Records for processing:
* * * * *

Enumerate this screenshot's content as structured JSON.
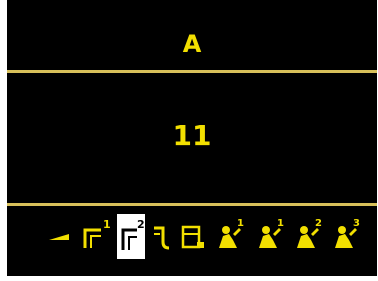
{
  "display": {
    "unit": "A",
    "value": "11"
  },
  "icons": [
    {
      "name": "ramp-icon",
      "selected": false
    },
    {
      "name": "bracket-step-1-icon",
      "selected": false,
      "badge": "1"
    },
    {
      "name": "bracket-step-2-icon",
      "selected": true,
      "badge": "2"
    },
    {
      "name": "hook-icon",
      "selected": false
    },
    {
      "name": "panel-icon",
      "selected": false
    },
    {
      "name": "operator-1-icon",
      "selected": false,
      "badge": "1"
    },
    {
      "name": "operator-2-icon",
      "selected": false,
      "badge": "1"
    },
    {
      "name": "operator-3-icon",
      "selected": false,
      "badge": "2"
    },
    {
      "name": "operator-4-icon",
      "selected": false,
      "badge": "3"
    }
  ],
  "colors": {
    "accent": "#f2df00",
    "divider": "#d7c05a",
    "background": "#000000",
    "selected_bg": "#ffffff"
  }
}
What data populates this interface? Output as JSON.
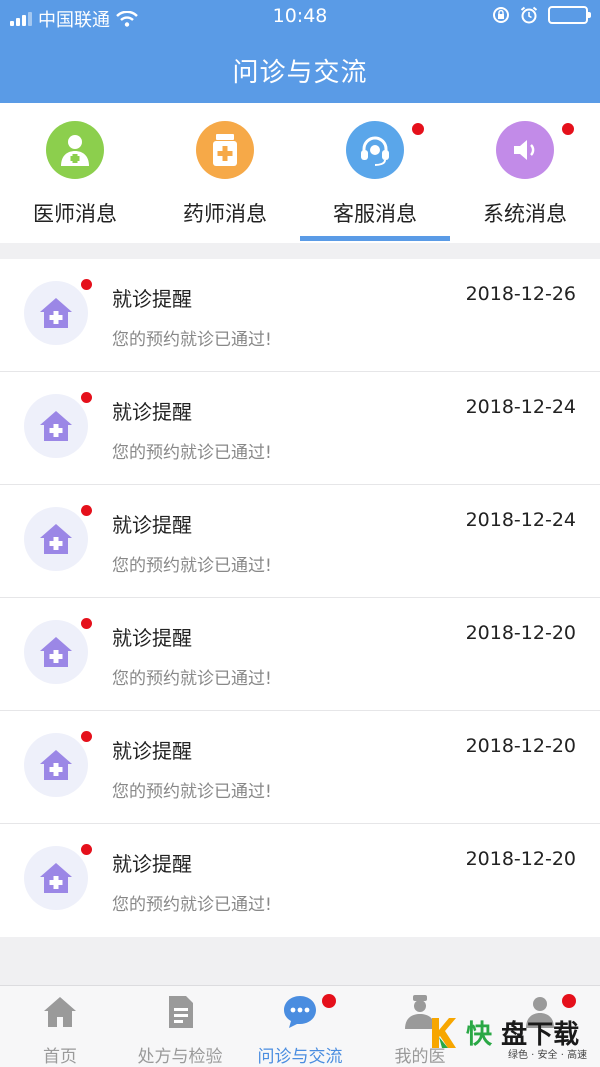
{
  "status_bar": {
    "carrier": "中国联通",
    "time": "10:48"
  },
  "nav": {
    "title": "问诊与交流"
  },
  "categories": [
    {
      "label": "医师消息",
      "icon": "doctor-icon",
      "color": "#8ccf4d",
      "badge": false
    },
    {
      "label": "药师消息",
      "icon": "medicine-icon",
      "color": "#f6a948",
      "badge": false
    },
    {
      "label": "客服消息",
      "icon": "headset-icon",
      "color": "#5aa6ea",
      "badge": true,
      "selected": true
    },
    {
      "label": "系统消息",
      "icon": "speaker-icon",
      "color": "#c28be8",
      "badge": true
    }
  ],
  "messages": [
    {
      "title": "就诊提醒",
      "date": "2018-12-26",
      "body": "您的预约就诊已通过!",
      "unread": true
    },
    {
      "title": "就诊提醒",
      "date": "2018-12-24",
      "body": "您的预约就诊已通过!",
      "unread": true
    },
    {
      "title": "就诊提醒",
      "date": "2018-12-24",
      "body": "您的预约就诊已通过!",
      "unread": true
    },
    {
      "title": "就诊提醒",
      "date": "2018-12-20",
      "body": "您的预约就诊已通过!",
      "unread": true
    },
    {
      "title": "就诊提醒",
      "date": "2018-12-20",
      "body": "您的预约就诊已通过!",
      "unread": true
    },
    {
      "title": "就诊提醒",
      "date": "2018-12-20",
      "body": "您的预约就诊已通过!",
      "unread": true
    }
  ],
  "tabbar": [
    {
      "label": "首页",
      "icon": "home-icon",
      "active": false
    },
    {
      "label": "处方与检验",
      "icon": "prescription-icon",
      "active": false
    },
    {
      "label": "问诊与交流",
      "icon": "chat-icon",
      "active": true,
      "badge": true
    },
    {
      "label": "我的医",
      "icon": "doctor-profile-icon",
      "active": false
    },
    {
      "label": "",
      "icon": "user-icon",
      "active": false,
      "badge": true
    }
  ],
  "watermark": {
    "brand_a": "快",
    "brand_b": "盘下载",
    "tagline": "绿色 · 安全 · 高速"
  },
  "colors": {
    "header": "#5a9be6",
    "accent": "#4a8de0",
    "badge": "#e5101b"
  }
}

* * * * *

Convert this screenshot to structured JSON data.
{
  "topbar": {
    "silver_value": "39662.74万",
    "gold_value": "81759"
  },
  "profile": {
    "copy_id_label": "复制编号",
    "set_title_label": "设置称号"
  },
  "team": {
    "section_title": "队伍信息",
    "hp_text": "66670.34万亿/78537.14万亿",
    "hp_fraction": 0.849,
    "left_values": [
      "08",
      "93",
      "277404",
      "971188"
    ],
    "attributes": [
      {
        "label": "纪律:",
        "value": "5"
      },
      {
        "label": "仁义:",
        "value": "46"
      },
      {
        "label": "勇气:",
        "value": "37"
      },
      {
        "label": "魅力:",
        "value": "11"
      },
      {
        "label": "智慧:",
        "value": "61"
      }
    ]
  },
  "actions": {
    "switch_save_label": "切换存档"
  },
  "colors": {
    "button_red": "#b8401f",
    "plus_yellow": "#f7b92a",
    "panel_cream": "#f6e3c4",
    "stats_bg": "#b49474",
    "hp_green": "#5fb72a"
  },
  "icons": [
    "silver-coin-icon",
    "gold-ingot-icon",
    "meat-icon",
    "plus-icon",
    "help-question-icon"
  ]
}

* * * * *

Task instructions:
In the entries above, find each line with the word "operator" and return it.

Expected answer:
      "name": "operator-1-icon",
      "name": "operator-2-icon",
      "name": "operator-3-icon",
      "name": "operator-4-icon",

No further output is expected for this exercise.